- What to do -
Lines in the listing below that hold "control" are the ones to copy.

(Data to examine)

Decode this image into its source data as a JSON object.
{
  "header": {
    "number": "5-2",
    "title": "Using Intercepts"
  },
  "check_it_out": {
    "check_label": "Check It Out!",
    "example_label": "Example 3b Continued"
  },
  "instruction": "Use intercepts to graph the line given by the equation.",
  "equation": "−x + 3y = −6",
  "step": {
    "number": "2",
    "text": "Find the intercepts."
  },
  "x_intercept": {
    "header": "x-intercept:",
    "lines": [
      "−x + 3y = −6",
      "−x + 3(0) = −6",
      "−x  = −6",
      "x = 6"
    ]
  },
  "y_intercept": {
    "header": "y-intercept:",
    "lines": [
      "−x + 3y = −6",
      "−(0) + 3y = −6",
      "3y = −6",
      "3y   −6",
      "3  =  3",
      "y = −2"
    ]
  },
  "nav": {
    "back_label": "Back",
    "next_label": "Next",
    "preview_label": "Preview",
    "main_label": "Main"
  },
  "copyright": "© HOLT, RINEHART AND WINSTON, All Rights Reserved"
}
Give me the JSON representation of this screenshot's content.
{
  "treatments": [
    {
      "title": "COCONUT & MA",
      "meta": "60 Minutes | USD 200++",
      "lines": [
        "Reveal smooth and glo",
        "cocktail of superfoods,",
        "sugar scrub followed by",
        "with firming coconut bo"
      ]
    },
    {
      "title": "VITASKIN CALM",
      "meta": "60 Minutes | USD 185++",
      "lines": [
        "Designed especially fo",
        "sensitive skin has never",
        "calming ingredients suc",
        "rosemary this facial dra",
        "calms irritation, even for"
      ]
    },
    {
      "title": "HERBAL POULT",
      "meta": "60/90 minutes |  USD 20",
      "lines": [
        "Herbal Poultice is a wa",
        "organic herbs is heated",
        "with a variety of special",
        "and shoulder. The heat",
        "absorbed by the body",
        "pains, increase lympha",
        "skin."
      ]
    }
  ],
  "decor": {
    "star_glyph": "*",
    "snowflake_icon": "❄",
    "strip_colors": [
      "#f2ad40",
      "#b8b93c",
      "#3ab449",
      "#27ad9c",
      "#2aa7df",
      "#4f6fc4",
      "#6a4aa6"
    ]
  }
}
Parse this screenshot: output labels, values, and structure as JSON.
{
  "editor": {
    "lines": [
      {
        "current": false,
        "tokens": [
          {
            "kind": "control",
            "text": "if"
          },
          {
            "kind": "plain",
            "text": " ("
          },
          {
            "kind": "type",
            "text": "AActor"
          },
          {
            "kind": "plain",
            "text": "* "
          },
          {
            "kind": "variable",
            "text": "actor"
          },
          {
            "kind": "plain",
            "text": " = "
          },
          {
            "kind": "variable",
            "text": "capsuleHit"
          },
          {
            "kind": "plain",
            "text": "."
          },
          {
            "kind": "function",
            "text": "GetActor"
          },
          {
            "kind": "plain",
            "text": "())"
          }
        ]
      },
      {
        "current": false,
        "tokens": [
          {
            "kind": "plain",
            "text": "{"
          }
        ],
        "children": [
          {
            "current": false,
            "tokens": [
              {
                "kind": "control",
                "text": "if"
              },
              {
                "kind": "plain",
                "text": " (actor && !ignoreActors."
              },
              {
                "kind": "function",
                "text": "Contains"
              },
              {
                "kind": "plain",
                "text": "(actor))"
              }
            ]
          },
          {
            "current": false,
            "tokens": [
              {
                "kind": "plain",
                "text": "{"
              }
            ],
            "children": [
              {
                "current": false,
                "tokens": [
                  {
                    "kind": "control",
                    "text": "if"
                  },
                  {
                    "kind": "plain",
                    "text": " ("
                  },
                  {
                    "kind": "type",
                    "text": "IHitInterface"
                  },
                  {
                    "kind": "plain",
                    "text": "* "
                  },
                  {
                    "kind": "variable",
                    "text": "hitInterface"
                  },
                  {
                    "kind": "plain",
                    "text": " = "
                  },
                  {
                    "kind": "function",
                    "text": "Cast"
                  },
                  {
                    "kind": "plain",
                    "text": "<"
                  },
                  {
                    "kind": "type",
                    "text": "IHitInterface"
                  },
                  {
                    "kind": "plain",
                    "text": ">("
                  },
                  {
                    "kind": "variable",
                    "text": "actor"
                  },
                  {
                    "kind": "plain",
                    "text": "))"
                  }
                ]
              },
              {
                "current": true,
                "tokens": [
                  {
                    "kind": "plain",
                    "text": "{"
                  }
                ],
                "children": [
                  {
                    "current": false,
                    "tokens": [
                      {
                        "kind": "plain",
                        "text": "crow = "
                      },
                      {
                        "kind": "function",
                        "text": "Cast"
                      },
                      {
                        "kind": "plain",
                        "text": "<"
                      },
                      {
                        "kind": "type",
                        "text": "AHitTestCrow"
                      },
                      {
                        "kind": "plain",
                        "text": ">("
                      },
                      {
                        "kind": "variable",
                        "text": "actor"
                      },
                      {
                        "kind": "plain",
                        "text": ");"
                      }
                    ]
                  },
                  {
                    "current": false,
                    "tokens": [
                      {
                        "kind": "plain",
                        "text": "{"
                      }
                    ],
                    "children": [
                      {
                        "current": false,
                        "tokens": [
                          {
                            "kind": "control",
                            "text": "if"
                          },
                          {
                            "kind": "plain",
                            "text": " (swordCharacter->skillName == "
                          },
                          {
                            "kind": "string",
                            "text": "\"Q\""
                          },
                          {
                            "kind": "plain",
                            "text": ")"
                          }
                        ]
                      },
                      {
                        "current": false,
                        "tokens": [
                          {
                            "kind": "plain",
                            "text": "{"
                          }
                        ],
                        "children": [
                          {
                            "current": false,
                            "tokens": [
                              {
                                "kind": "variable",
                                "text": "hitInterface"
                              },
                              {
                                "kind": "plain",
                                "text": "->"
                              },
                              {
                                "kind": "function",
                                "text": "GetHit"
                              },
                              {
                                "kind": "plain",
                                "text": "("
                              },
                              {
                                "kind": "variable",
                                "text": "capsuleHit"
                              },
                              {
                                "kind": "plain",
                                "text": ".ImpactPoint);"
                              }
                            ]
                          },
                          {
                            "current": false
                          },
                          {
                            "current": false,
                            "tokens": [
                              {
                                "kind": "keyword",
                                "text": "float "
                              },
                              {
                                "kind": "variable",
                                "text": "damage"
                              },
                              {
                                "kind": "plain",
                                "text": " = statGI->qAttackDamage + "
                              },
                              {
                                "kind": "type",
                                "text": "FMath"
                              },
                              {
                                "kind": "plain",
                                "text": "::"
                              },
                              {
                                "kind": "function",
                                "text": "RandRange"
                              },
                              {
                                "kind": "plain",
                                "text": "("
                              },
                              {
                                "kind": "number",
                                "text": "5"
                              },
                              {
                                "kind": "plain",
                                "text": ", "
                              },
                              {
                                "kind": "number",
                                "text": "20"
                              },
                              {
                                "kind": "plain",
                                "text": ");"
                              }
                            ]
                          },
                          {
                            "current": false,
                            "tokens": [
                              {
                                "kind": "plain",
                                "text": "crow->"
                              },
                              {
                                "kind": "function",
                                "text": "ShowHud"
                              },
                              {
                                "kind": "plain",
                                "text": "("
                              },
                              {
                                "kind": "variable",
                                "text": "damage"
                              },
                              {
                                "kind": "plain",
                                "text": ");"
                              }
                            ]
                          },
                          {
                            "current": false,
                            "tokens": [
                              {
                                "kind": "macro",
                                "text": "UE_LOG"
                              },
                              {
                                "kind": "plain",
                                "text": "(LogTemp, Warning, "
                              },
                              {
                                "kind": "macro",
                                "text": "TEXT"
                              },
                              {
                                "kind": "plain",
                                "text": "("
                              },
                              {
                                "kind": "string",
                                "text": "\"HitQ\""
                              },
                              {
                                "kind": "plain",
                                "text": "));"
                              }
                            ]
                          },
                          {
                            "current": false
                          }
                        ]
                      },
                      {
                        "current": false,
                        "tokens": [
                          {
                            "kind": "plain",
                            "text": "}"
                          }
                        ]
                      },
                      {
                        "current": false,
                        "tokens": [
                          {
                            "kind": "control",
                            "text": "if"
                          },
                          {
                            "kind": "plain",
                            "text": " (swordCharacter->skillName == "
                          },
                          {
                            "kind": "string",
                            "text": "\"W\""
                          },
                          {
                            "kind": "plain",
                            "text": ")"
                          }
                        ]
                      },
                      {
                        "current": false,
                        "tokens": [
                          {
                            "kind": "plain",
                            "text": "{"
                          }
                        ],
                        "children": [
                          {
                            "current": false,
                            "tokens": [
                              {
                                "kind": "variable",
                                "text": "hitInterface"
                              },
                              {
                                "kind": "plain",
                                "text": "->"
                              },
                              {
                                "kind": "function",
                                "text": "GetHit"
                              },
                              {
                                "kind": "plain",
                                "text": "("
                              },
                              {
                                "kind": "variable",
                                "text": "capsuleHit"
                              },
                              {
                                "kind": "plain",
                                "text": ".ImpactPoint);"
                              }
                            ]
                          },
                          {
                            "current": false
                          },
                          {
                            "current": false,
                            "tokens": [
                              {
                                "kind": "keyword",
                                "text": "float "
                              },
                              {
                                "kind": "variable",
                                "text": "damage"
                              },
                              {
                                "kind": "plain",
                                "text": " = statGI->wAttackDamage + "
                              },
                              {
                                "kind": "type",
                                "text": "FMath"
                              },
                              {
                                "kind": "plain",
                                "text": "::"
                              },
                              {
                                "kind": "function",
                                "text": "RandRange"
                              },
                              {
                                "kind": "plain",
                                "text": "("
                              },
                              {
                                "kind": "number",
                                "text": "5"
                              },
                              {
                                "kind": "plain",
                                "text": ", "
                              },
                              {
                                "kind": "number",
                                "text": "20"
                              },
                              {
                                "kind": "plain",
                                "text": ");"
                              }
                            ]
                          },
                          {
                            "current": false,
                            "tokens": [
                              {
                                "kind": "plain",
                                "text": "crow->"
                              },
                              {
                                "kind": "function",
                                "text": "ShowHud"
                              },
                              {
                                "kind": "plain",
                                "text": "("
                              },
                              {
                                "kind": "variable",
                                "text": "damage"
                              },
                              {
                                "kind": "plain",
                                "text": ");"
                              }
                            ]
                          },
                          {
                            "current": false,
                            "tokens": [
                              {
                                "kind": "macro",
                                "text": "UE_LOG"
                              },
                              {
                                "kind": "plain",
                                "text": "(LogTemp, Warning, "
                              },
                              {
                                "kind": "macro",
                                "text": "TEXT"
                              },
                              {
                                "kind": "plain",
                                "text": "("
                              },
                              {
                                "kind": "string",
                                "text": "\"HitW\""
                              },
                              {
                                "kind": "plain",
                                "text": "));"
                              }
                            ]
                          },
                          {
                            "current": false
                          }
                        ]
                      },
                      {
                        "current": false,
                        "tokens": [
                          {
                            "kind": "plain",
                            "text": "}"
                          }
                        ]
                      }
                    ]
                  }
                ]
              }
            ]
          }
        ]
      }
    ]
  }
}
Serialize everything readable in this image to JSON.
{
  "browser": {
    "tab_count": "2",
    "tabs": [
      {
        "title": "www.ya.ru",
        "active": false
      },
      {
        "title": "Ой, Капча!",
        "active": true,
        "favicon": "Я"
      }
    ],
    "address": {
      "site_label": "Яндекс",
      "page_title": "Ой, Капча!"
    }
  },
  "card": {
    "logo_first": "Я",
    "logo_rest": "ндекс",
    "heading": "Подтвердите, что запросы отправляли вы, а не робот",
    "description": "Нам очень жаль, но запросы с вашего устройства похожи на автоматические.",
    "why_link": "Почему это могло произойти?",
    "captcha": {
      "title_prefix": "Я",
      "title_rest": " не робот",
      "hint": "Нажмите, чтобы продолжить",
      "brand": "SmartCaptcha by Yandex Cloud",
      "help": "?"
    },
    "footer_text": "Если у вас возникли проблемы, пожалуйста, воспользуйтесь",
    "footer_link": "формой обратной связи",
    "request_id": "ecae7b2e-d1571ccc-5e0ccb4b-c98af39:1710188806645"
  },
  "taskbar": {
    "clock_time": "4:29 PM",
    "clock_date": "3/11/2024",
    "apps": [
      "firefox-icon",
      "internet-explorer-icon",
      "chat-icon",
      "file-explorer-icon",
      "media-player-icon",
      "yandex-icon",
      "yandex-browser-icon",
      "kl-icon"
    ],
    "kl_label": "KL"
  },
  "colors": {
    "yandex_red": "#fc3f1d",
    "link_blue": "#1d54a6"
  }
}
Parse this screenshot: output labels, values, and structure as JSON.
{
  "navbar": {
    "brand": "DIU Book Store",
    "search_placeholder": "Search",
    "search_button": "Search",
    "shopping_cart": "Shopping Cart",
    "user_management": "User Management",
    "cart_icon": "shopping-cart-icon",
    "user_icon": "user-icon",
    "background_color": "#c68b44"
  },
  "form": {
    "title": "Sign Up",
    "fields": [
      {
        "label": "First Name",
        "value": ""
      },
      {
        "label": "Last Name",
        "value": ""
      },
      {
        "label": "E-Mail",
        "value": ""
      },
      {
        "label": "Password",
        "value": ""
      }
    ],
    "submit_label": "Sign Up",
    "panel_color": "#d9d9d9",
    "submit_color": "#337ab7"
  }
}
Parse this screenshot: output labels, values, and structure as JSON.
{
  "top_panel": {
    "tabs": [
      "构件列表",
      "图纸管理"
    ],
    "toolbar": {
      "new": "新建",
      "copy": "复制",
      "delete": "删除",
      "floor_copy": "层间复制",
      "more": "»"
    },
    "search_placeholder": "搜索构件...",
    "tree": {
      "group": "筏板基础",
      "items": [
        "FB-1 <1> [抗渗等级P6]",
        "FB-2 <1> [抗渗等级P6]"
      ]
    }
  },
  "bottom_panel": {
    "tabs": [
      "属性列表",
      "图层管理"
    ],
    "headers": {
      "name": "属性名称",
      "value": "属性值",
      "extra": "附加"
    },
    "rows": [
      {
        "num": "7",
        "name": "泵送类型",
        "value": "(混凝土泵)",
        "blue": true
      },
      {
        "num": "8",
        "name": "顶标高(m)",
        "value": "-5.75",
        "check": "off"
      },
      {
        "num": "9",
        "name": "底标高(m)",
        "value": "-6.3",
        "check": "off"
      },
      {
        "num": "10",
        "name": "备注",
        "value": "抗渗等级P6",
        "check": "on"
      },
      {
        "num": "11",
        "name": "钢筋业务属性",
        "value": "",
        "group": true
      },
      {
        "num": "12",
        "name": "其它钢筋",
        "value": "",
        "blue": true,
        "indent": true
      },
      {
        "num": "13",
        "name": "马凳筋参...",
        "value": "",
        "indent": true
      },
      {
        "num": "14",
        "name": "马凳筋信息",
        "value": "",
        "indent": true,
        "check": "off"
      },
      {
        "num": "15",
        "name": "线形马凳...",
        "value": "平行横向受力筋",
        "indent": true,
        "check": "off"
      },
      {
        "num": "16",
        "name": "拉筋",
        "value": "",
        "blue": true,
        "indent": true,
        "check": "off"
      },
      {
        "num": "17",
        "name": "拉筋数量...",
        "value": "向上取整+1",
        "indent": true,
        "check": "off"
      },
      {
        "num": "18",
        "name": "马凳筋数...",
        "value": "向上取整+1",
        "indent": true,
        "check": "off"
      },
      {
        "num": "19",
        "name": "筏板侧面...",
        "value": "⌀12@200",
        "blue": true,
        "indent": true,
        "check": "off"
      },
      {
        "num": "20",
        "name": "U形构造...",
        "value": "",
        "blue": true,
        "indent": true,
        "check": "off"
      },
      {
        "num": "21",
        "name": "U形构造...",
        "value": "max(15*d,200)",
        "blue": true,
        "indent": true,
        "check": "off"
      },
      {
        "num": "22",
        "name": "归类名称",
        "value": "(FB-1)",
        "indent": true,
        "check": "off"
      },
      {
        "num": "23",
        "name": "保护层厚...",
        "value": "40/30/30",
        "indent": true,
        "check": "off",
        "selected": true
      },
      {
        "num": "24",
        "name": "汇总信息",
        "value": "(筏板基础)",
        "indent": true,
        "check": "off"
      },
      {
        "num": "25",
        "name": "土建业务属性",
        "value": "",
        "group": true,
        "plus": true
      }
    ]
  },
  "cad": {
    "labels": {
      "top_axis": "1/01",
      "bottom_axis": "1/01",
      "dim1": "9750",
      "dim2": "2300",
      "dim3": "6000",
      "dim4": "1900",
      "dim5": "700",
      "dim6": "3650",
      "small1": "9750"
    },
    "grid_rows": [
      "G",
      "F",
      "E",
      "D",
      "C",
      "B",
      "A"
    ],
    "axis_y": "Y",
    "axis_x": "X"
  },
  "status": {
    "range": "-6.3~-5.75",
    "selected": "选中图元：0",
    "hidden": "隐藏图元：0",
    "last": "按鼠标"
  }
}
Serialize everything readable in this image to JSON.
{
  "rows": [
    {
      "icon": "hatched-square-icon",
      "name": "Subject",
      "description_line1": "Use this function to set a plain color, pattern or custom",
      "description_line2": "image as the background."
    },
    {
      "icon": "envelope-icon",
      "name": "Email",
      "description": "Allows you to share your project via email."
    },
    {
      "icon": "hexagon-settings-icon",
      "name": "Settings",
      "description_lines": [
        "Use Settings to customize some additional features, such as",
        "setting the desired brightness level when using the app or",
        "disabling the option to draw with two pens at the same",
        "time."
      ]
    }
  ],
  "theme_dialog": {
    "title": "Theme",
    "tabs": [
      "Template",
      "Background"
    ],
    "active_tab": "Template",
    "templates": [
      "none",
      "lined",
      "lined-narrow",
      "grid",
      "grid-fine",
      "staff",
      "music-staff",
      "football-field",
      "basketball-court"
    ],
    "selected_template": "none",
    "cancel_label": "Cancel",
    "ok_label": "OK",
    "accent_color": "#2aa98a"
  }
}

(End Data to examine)

- Solution for this problem -
            "kind": "control",
                "kind": "control",
                    "kind": "control",
                            "kind": "control",
                            "kind": "control",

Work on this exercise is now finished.